The COU press release quoted PhD student Coleen Even, of the University of Waterloo (one of the universities involved in the consortium), who says:

“One of the real advantages of this modular program is that the modules are self-selected (you choose what to use) and can be pursued on a students’ own time and in relation to their own schedules. As graduate students, we don’t always have time for in-person workshops — we’re often immersed in research, traveling for field work or conferences, and teaching undergraduate students. So being able to access this sort of information online is a real plus.”

Allison Sekuler, Associate Vice-President and Dean of Graduate Studies at McMaster University and past chair of COU’s Ontario Council on Graduate Studies, led the initiative. In a post on the blog, Allison invites students to share feedback about the modules and provide ideas on future courses and site content.

For those of us dedicated to graduate student professional development, this new initiative is welcome and gratifying. It represents an important consensus on the part of Ontario universities about the need for professional training for graduate students, and demonstrates the willingness of institutional partners to invest in providing skill-building opportunities for graduate students.

It will be interesting to see how students respond to the site and its course offerings

Why graduate students need social media

We all use social media all the time: Facebook, Twitter, Instagram, Pinterest, Tumblr, Flickr, blogs and so on. Such sites are virtual villages, hives of social interaction, and we flock to them for fun and for information that matters to us. For the most part we use such sites as personal tools, sharing our lives with friends and finding like-minded others to connect with through our ever-growing electronic networks.
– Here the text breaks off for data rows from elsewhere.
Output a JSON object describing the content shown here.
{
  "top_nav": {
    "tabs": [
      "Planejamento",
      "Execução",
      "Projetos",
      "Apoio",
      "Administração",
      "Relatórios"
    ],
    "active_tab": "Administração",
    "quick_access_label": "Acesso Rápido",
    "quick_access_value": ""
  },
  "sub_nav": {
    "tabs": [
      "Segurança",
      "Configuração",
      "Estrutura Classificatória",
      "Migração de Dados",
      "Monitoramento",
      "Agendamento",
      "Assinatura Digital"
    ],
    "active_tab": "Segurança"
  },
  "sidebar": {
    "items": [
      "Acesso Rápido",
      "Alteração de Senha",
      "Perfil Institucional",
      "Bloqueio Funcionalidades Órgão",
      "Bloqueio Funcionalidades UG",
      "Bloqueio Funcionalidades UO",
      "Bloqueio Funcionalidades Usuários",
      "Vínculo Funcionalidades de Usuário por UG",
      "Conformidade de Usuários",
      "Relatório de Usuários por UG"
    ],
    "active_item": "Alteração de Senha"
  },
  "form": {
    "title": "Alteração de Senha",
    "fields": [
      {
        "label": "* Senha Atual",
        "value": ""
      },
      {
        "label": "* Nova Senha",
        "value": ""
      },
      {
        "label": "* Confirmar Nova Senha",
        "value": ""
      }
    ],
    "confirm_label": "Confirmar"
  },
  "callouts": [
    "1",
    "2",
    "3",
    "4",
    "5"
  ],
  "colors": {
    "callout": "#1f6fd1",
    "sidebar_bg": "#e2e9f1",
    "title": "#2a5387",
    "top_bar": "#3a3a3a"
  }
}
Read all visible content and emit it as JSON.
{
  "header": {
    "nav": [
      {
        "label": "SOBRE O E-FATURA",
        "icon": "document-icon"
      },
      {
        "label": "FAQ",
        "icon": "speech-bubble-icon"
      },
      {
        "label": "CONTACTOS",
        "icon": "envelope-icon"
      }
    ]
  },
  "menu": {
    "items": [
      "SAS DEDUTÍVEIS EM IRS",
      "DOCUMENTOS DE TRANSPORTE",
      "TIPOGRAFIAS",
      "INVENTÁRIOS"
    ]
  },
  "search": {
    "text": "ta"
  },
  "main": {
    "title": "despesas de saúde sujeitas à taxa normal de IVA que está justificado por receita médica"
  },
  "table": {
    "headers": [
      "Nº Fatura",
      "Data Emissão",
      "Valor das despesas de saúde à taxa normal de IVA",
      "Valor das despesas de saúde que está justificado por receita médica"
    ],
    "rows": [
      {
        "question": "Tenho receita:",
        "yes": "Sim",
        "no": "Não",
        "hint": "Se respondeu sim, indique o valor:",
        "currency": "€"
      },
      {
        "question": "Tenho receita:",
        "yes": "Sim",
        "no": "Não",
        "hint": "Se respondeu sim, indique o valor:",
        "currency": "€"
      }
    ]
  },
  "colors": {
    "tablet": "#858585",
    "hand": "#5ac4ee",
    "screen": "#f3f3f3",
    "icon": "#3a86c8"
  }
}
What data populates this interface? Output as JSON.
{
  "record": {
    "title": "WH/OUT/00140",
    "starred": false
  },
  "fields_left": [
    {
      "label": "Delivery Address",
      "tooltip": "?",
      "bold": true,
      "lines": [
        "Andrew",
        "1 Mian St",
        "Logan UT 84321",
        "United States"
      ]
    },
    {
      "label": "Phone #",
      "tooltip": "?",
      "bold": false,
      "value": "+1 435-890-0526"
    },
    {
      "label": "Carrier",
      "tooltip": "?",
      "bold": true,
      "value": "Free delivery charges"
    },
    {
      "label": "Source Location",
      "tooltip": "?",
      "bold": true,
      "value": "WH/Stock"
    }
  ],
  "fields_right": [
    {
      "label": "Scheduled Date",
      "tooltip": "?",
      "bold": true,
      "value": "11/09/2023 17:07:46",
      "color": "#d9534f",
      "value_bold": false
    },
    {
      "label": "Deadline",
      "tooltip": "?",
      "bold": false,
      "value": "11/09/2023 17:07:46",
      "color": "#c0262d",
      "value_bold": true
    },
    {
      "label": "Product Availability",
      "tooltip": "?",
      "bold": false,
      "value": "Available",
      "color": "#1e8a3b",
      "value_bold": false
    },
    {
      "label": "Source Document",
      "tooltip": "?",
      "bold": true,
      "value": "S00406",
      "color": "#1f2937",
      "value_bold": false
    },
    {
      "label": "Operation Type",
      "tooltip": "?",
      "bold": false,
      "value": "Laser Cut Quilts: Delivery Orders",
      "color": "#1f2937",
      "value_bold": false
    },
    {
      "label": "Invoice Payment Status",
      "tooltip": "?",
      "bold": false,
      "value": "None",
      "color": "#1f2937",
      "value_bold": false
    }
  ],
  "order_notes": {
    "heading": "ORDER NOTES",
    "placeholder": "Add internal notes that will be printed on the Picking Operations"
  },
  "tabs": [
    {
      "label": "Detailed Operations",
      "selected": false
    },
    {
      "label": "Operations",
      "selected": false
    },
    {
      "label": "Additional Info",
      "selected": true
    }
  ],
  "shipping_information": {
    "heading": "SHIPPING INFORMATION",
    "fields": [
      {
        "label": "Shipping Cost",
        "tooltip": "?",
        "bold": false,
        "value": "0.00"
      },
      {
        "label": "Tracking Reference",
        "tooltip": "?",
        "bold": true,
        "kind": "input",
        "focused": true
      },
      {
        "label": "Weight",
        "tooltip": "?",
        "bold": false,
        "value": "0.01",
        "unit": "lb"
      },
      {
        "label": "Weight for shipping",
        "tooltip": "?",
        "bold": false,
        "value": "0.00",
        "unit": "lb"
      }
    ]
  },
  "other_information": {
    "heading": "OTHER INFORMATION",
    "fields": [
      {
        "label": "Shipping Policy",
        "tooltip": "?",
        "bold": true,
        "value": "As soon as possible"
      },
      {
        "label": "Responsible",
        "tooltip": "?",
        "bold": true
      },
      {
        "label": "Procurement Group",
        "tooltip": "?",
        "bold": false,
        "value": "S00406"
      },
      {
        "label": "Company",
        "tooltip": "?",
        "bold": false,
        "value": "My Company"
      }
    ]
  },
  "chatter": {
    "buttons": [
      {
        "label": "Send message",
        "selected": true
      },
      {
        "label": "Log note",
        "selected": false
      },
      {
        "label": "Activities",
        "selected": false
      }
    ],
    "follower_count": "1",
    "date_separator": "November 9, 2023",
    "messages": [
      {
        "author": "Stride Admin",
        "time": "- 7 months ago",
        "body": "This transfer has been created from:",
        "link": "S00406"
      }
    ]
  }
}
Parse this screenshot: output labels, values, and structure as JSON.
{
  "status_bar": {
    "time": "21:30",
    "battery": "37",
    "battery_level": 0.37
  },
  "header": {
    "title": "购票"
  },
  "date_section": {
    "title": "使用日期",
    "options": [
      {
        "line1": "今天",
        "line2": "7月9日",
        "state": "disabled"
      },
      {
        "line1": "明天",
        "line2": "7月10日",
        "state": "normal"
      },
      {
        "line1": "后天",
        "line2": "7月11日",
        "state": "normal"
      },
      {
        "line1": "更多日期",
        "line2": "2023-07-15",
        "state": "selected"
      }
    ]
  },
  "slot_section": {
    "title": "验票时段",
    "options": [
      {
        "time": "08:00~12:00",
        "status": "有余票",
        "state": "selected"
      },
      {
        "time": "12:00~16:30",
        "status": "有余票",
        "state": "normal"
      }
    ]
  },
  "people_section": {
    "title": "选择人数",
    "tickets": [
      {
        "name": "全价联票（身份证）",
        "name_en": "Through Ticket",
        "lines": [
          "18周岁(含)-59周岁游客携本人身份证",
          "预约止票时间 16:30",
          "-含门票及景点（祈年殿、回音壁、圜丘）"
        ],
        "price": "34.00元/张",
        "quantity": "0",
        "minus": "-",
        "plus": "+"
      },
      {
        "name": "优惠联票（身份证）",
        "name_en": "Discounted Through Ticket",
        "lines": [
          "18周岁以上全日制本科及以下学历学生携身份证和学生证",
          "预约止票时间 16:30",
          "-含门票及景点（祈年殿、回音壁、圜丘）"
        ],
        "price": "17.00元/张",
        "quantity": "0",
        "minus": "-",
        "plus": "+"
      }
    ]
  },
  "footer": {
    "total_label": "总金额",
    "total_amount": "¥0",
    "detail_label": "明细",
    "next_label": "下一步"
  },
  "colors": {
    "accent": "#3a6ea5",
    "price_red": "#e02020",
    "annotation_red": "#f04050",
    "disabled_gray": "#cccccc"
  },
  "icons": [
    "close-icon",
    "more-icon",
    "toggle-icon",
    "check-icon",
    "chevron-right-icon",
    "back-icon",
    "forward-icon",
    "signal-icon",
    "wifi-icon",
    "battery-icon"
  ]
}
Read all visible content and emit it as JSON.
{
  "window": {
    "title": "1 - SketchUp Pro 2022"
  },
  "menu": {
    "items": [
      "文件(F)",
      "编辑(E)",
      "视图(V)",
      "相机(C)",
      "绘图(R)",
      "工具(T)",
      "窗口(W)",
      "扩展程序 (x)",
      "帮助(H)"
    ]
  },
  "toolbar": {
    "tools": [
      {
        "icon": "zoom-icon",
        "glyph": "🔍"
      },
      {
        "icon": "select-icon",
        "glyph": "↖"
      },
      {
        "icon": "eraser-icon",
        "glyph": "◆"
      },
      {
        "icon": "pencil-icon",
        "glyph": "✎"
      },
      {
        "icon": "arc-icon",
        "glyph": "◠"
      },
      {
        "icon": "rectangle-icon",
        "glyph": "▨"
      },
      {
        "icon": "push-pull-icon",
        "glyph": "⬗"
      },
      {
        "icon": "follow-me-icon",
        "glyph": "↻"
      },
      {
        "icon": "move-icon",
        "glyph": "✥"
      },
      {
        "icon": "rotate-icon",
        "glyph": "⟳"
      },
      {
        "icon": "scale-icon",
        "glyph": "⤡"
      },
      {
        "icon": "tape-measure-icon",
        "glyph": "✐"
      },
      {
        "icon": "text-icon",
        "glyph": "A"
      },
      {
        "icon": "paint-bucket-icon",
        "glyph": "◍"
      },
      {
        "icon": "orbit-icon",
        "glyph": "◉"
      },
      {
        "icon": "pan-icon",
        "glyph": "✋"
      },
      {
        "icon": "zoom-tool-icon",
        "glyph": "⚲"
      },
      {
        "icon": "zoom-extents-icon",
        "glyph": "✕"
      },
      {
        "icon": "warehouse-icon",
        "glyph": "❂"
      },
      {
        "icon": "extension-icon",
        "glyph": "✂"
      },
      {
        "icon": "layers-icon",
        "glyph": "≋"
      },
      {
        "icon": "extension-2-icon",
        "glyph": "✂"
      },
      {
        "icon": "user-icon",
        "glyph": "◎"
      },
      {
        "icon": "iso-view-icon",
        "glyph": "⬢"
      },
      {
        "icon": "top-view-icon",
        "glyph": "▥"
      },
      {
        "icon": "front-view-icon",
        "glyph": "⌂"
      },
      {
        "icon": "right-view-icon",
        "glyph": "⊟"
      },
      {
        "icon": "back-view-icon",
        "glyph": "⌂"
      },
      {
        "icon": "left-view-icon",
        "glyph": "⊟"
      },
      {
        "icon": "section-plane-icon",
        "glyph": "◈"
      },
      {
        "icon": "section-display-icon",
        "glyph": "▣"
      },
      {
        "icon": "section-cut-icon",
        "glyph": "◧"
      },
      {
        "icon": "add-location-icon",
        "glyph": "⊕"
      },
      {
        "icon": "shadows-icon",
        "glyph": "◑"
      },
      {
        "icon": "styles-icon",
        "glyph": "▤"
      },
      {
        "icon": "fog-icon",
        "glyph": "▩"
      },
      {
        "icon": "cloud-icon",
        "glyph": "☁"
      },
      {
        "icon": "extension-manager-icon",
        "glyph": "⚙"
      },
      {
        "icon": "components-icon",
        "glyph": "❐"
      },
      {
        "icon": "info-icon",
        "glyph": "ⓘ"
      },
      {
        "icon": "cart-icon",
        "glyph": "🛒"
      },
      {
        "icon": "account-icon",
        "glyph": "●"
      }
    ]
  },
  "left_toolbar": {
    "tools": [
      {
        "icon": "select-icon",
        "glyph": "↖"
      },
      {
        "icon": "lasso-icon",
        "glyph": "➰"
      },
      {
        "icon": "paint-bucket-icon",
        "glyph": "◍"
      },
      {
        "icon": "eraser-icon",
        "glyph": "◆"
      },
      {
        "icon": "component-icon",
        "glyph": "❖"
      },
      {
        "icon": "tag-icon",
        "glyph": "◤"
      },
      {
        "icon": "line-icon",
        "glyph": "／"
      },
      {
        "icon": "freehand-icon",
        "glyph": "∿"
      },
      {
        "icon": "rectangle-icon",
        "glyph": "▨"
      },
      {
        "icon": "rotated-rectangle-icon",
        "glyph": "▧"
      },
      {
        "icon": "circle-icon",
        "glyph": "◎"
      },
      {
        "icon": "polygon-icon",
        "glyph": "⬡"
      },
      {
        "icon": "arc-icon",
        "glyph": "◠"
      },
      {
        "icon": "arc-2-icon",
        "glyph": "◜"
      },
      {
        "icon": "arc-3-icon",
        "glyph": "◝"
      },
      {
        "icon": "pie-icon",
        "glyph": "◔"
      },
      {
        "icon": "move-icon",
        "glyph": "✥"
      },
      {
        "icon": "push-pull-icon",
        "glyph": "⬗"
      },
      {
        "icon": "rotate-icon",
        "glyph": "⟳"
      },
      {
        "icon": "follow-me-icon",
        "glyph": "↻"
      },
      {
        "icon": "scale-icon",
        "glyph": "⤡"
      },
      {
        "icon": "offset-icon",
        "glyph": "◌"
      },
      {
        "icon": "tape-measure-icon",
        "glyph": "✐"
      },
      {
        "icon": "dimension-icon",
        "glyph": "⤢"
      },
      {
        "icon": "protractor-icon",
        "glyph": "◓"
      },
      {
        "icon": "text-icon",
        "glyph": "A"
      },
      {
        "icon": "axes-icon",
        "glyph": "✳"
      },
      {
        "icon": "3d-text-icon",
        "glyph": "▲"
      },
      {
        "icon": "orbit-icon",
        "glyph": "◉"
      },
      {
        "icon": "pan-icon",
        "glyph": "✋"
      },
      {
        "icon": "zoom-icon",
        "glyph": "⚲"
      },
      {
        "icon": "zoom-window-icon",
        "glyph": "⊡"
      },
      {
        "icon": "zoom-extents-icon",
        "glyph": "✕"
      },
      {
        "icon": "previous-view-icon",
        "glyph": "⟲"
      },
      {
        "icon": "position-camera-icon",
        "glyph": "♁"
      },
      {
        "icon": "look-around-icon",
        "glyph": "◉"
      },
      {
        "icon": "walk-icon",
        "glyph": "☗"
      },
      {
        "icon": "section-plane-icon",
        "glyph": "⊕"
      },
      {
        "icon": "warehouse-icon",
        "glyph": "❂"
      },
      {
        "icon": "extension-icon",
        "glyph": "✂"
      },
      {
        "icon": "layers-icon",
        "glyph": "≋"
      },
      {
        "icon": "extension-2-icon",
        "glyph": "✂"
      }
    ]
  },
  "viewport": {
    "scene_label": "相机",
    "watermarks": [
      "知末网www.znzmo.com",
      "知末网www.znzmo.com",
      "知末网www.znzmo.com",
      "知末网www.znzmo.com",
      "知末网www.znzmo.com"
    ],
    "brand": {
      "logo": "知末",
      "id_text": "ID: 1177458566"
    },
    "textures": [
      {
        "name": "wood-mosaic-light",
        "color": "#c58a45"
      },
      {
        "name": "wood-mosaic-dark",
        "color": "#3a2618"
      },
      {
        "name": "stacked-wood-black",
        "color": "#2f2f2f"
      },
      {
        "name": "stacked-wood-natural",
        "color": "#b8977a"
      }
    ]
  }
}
However, grad students need to become more aware of how useful social media can be for their own professional purposes, especially when it comes to connecting to those sharing research interests — and, ultimately, to those who might be interested in hiring us some day.

In a post, featured in University Affairs (November 22/13), Leah Devellis wonders why graduate students “shy away from using social media to promote themselves and their research.” Leah at that time was the coordinator of Graduate Services and Professional Development at Carleton University’s faculty of Graduate and Postdoctoral studies.

She outlines five reasons why graduate students need to use social media:

  • To connect with others because “Grad school can be an isolating experience” and you need to connect with others in your field. Twitter offers countless opportunities for connecting with others who are eager to discuss research and the grad school experience.
  • To make your research accessible without waiting for publication in academic journals – a one-minute YouTube video can make what you do available “to millions” immediately.
  • To mobilize your research – how many people are going to read your thesis or dissertation, really? Leah offers tips on how to discover groups and people working in your field who will want to know about your work.
  • To establish yourself as an expert – by focusing “your social media engagement in one or two general areas.”
  • To discover alternative- or post-academic careers by identifying key players, organizations, and opportunities outside academia.

Leah advises using Facebook, Google+, Twitter, LinkedIn, Instagram, YouTube, and other sites which provide great opportunities for enhancing your professional identity. You just need to figure out the “social media platforms that work best for you” and jump into the pool.

There’s more to read in her full post, “Grad students need social media,” as Leah expands on these points and offers some interesting examples of grad students using social media in this way.


Get every new post delivered to your Inbox.